The Forest Service might enter some of Colorado’s national forest roadless areas to log beetle-killed timber. This would be of no benefit at all because it would stop the beetle, there is a massive amount of similar timber outside the roadless areas, and it will stir up a lot of anger.
Story on this: Report urges agency to steer clear of roadless areas in beetle battle. By Bobby Magill. Coloradoan.com
Dead forests, except for the first year or two after their death, are no more of a forest fire hazard than green forests. During a drought they are less likely to burn hard than are green forests.
Reminds me of the on-going and mind-numbing campaign to wipe out a champion invasive species in the Northeast — the gypsy moth — by throwing gazillions of dollars into aerial spraying campaigns.
There is a billboard on the main Interstate in town ( I-65 in Louisville, KY. – GO CARDS!) which advises folks not to transport firewood from one campsite to another. Unfortunately, it does not say why – I suppose you can only get so much info on one of those monster. Moreover, maybe 3% of the people who do see it are not aware of the problem, do not care bout the problem or can’t read.
Besides while definitely a good idea it’s kind of like locking the barn door after the horse got out.
This is going to be the next big environmental problem the public doesn’t understand and gets more and more confused rather than educated by the various political interests pushing their agendas.
Although it will do little good, this is one reason I wrote this preemptive article about next summer’s likely forest fires.
What has been interesting to me in the Cody area is all of the firewood collectors bringing the pine beetle killed logs into town and stacking them up in their yards and then wondering why the pine trees in town are starting to die.

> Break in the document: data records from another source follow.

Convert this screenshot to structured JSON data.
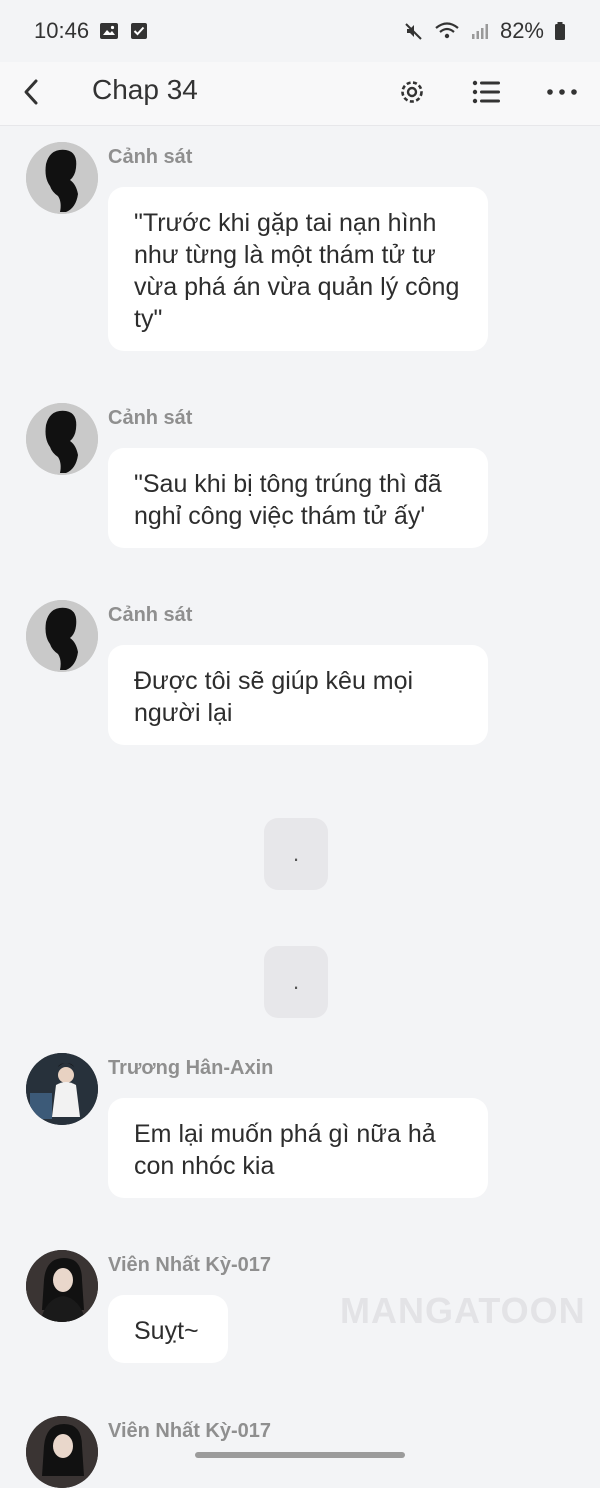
{
  "status_bar": {
    "time": "10:46",
    "battery": "82%"
  },
  "header": {
    "title": "Chap 34"
  },
  "messages": [
    {
      "sender": "Cảnh sát",
      "text": "\"Trước khi gặp tai nạn hình như từng là một thám tử tư vừa phá án vừa quản lý công ty\""
    },
    {
      "sender": "Cảnh sát",
      "text": "\"Sau khi bị tông trúng thì đã nghỉ công việc thám tử ấy'"
    },
    {
      "sender": "Cảnh sát",
      "text": "Được tôi sẽ giúp kêu mọi người lại"
    },
    {
      "narration": "."
    },
    {
      "narration": "."
    },
    {
      "sender": "Trương Hân-Axin",
      "text": "Em lại muốn phá gì nữa hả con nhóc kia"
    },
    {
      "sender": "Viên Nhất Kỳ-017",
      "text": "Suỵt~"
    },
    {
      "sender": "Viên Nhất Kỳ-017"
    }
  ],
  "watermark": "MANGATOON"
}
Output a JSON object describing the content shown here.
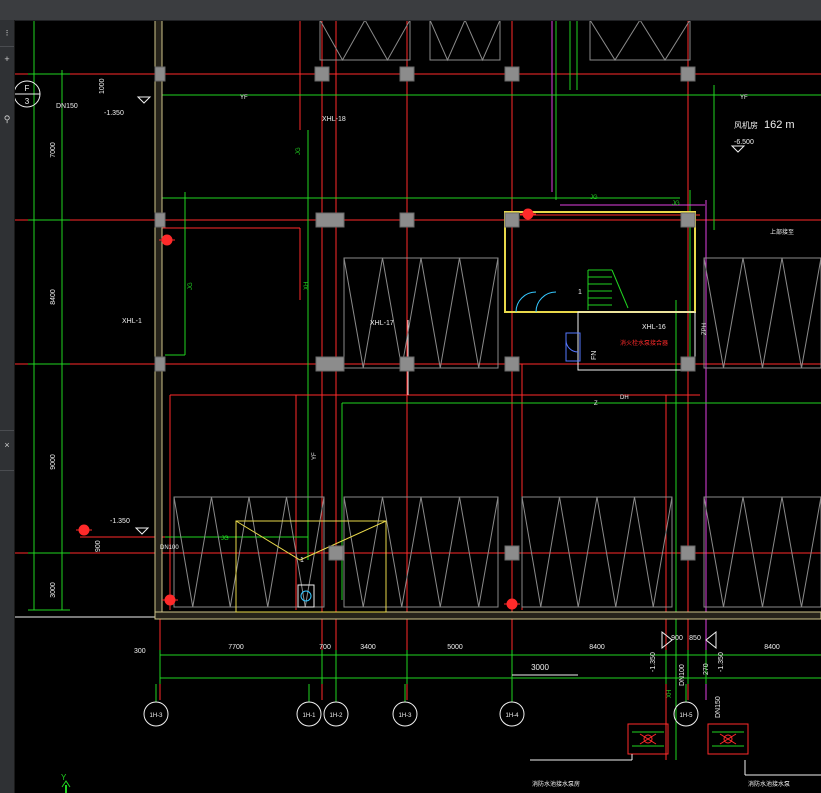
{
  "colors": {
    "red": "#ff2a2a",
    "green": "#21d421",
    "white": "#f0f0f0",
    "yellow": "#e8d84a",
    "wall": "#cfc48a",
    "magenta": "#e040e0",
    "cyan": "#35c8ff",
    "gray": "#8a8a8a",
    "column": "#8c8c8c",
    "blue": "#5577ff"
  },
  "left_toolbar": {
    "icons": [
      "pan-icon",
      "zoom-icon",
      "search-icon"
    ]
  },
  "axis_bubble_f3": {
    "top": "F",
    "bottom": "3"
  },
  "top_labels": {
    "dn150": "DN150",
    "dim_1000": "1000",
    "elev_neg1350": "-1.350",
    "yf_1": "YF",
    "yf_2": "YF",
    "xhl18": "XHL-18",
    "jg_1": "JG",
    "wet_text": "风机房",
    "wet_num": "162 m",
    "elev_neg6500": "-6.500",
    "jg_2": "JG",
    "jg_3": "JG",
    "pipe_label_right": "上部接至",
    "jg_vertical": "JG",
    "xh_vertical": "XH",
    "zp_right": "ZPH"
  },
  "mid_labels": {
    "xhl1": "XHL-1",
    "xhl17": "XHL-17",
    "xhl16": "XHL-16",
    "fire_red": "消火栓水泵接合器",
    "fan_text": "FN",
    "num1": "1",
    "zp": "Z",
    "dh": "DH",
    "yf_mid": "YF",
    "jg_left": "JG",
    "elev_neg1350_b": "-1.350",
    "dim_900": "900",
    "dn100": "DN100",
    "jg_bottom": "JG",
    "num1b": "1"
  },
  "left_dimensions": [
    "7000",
    "8400",
    "9000",
    "3000"
  ],
  "bottom_dimensions": {
    "d300": "300",
    "d7700": "7700",
    "d700": "700",
    "d3400": "3400",
    "d5000": "5000",
    "d8400": "8400",
    "d3000": "3000",
    "d900": "900",
    "d850": "850",
    "d8400b": "8400",
    "d270": "270",
    "e1": "-1.350",
    "e2": "-1.350",
    "dn100": "DN100",
    "dn150": "DN150",
    "xh": "XH"
  },
  "axis_bubbles": [
    "1H-3",
    "1H-1",
    "1H-2",
    "1H-3",
    "1H-4",
    "1H-5"
  ],
  "bottom_texts": {
    "left": "消防水池接水泵房",
    "right": "消防水池接水泵"
  },
  "ucs": {
    "y": "Y"
  }
}
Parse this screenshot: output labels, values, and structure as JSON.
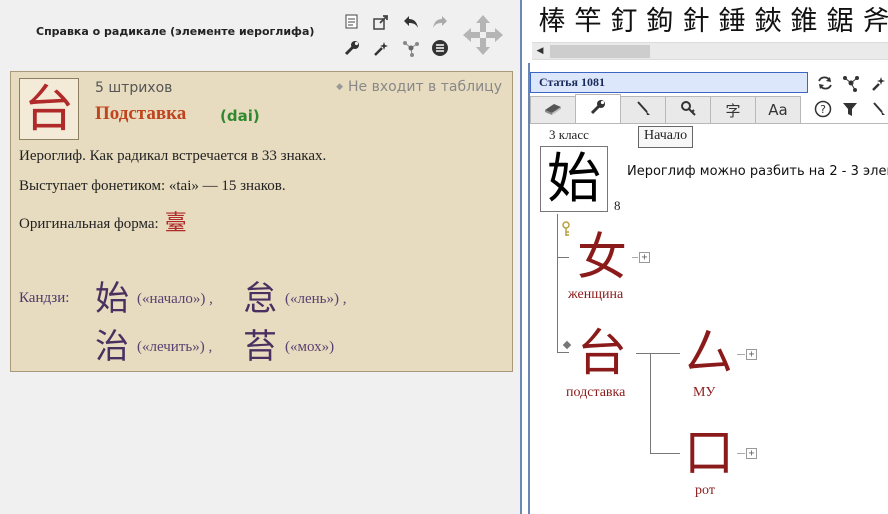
{
  "left": {
    "title": "Справка о радикале  (элементе иероглифа)",
    "toolbar_icons": [
      "notes-icon",
      "export-icon",
      "back-icon",
      "forward-icon",
      "move-icon",
      "wrench-icon",
      "magic-wand-icon",
      "graph-icon",
      "list-icon"
    ],
    "radical": {
      "char": "台",
      "strokes": "5  штрихов",
      "name": "Подставка",
      "pinyin": "(dai)",
      "not_in_table": "Не входит в таблицу",
      "line1": "Иероглиф. Как радикал встречается в 33 знаках.",
      "line2": "Выступает фонетиком: «tai» — 15 знаков.",
      "line3_label": "Оригинальная форма:",
      "original_form": "臺",
      "kanji_label": "Кандзи:",
      "kanji": [
        {
          "char": "始",
          "gloss": "(«начало») ,"
        },
        {
          "char": "怠",
          "gloss": "(«лень») ,"
        },
        {
          "char": "治",
          "gloss": "(«лечить») ,"
        },
        {
          "char": "苔",
          "gloss": "(«мох»)"
        }
      ]
    }
  },
  "right": {
    "strip": [
      "棒",
      "竿",
      "釘",
      "鉤",
      "針",
      "錘",
      "鋏",
      "錐",
      "鋸",
      "斧"
    ],
    "article": "Статья 1081",
    "tabs": [
      {
        "name": "book-icon"
      },
      {
        "name": "wrench-icon",
        "active": true
      },
      {
        "name": "brush-icon"
      },
      {
        "name": "key-search-icon"
      },
      {
        "name": "character-icon",
        "text": "字"
      },
      {
        "name": "font-icon",
        "text": "Aa"
      }
    ],
    "tooltip": "Начало",
    "grade": "3 класс",
    "main_kanji": "始",
    "main_strokes": "8",
    "split_text": "Иероглиф можно разбить на  2 - 3  элем",
    "components": [
      {
        "char": "女",
        "label": "женщина"
      },
      {
        "char": "台",
        "label": "подставка"
      },
      {
        "char": "厶",
        "label": "МУ"
      },
      {
        "char": "口",
        "label": "рот"
      }
    ]
  }
}
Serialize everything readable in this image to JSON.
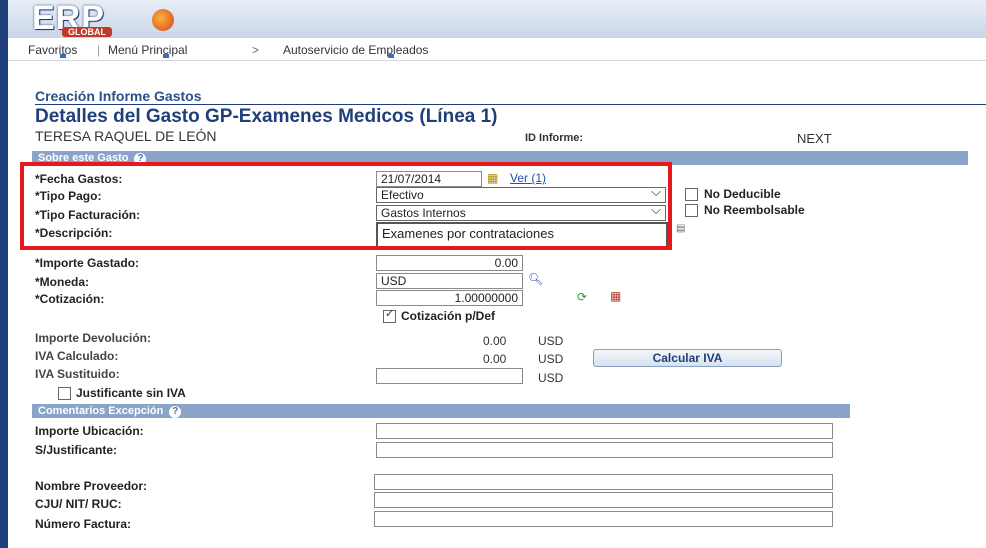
{
  "header": {
    "logo_main": "ERP",
    "logo_sub": "GLOBAL"
  },
  "nav": {
    "favoritos": "Favoritos",
    "sep": "|",
    "menu": "Menú Principal",
    "arrow": ">",
    "autoservicio": "Autoservicio de Empleados"
  },
  "page": {
    "title": "Creación Informe Gastos",
    "subtitle": "Detalles del Gasto GP-Examenes Medicos (Línea 1)",
    "employee": "TERESA RAQUEL DE LEÓN",
    "id_label": "ID Informe:",
    "id_value": "NEXT"
  },
  "section_gasto": {
    "title": "Sobre este Gasto",
    "help": "?"
  },
  "fields": {
    "fecha_label": "*Fecha Gastos:",
    "fecha_value": "21/07/2014",
    "ver_link": "Ver (1)",
    "tipo_pago_label": "*Tipo Pago:",
    "tipo_pago_value": "Efectivo",
    "tipo_fact_label": "*Tipo Facturación:",
    "tipo_fact_value": "Gastos Internos",
    "desc_label": "*Descripción:",
    "desc_value": "Examenes por contrataciones",
    "importe_label": "*Importe Gastado:",
    "importe_value": "0.00",
    "moneda_label": "*Moneda:",
    "moneda_value": "USD",
    "cotiz_label": "*Cotización:",
    "cotiz_value": "1.00000000",
    "cotiz_def_label": "Cotización p/Def",
    "no_deducible": "No Deducible",
    "no_reembolsable": "No Reembolsable",
    "devol_label": "Importe Devolución:",
    "devol_value": "0.00",
    "devol_cur": "USD",
    "iva_calc_label": "IVA Calculado:",
    "iva_calc_value": "0.00",
    "iva_calc_cur": "USD",
    "calc_iva_button": "Calcular IVA",
    "iva_sust_label": "IVA Sustituido:",
    "iva_sust_cur": "USD",
    "just_sin_iva": "Justificante sin IVA"
  },
  "section_excepcion": {
    "title": "Comentarios Excepción",
    "help": "?"
  },
  "excepcion": {
    "ubicacion_label": "Importe Ubicación:",
    "sjust_label": "S/Justificante:",
    "proveedor_label": "Nombre Proveedor:",
    "nit_label": "CJU/ NIT/ RUC:",
    "factura_label": "Número Factura:"
  },
  "colors": {
    "highlight": "#e8191c",
    "brand": "#1f3f7a",
    "section": "#8aa4c9"
  }
}
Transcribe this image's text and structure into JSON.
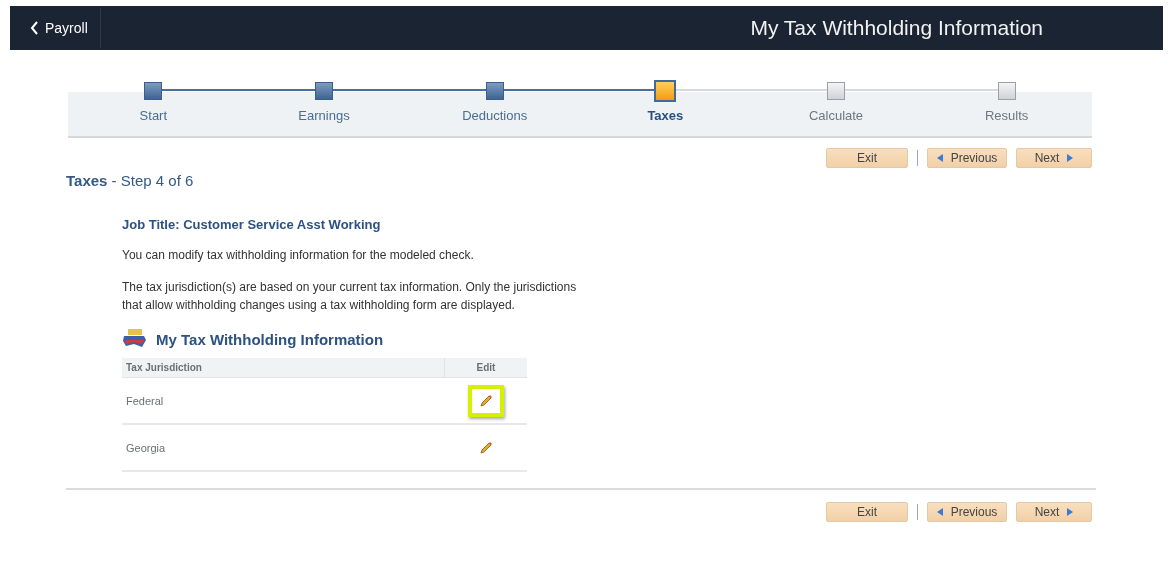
{
  "header": {
    "back_label": "Payroll",
    "title": "My Tax Withholding Information"
  },
  "steps": [
    {
      "label": "Start",
      "completed": true,
      "selected": false
    },
    {
      "label": "Earnings",
      "completed": true,
      "selected": false
    },
    {
      "label": "Deductions",
      "completed": true,
      "selected": false
    },
    {
      "label": "Taxes",
      "completed": false,
      "selected": true
    },
    {
      "label": "Calculate",
      "completed": false,
      "selected": false
    },
    {
      "label": "Results",
      "completed": false,
      "selected": false
    }
  ],
  "top_nav": [
    {
      "kind": "exit",
      "label": "Exit"
    },
    {
      "kind": "previous",
      "label": "Previous"
    },
    {
      "kind": "next",
      "label": "Next"
    }
  ],
  "page_heading": {
    "name": "Taxes",
    "separator": "-",
    "step": "Step 4 of 6"
  },
  "job_title": "Job Title: Customer Service Asst Working",
  "paragraphs": [
    "You can modify tax withholding information for the modeled check.",
    "The tax jurisdiction(s) are based on your current tax information. Only the jurisdictions that allow withholding changes using a tax withholding form are displayed."
  ],
  "section_title": "My Tax Withholding Information",
  "table": {
    "columns": [
      "Tax Jurisdiction",
      "Edit"
    ],
    "rows": [
      {
        "jurisdiction": "Federal",
        "highlighted": true
      },
      {
        "jurisdiction": "Georgia",
        "highlighted": false
      }
    ]
  },
  "bottom_nav": [
    {
      "kind": "exit",
      "label": "Exit"
    },
    {
      "kind": "previous",
      "label": "Previous"
    },
    {
      "kind": "next",
      "label": "Next"
    }
  ]
}
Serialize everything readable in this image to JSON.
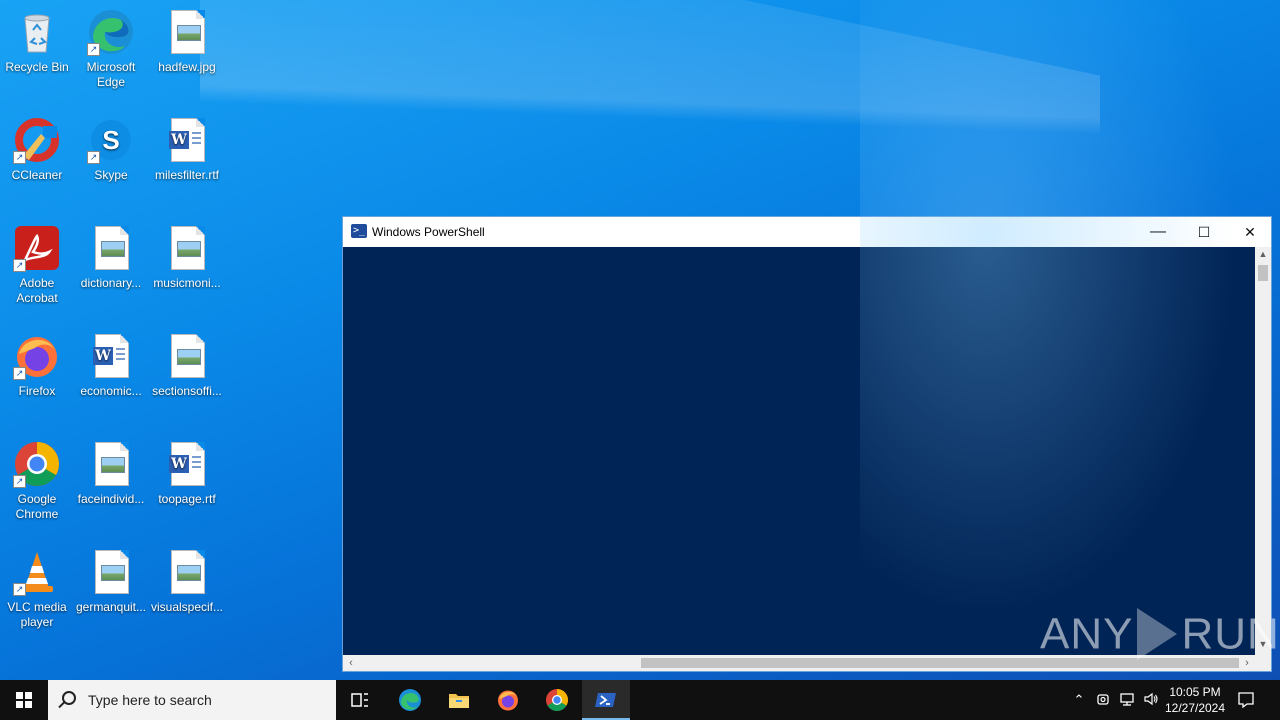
{
  "desktop": {
    "icons": [
      {
        "label": "Recycle Bin"
      },
      {
        "label": "Microsoft Edge"
      },
      {
        "label": "hadfew.jpg"
      },
      {
        "label": "CCleaner"
      },
      {
        "label": "Skype"
      },
      {
        "label": "milesfilter.rtf"
      },
      {
        "label": "Adobe Acrobat"
      },
      {
        "label": "dictionary..."
      },
      {
        "label": "musicmoni..."
      },
      {
        "label": "Firefox"
      },
      {
        "label": "economic..."
      },
      {
        "label": "sectionsoffi..."
      },
      {
        "label": "Google Chrome"
      },
      {
        "label": "faceindivid..."
      },
      {
        "label": "toopage.rtf"
      },
      {
        "label": "VLC media player"
      },
      {
        "label": "germanquit..."
      },
      {
        "label": "visualspecif..."
      }
    ]
  },
  "window": {
    "title": "Windows PowerShell",
    "minimize_glyph": "—",
    "maximize_glyph": "☐",
    "close_glyph": "✕",
    "console_bg": "#012456"
  },
  "watermark": {
    "left": "ANY",
    "right": "RUN"
  },
  "taskbar": {
    "search_placeholder": "Type here to search",
    "pinned": [
      "task-view",
      "edge",
      "file-explorer",
      "firefox",
      "chrome",
      "powershell"
    ],
    "clock_time": "10:05 PM",
    "clock_date": "12/27/2024"
  }
}
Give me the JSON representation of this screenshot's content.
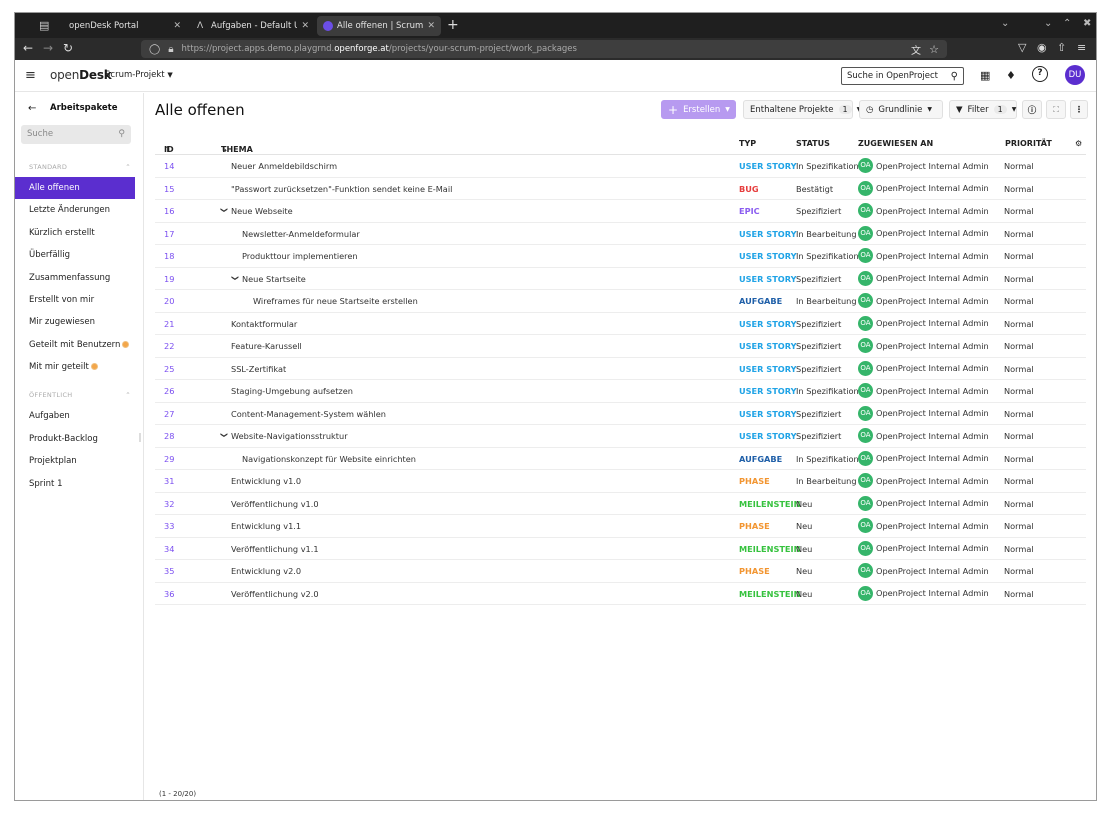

Actually by the time the tree is dead, normally the beetle has made the jump to a new stand of trees, which is one of the reasons it is so difficult to deal with them. I would imagine the trees in town are starting to die, is because the beetles have already been through there and not because of the firewood.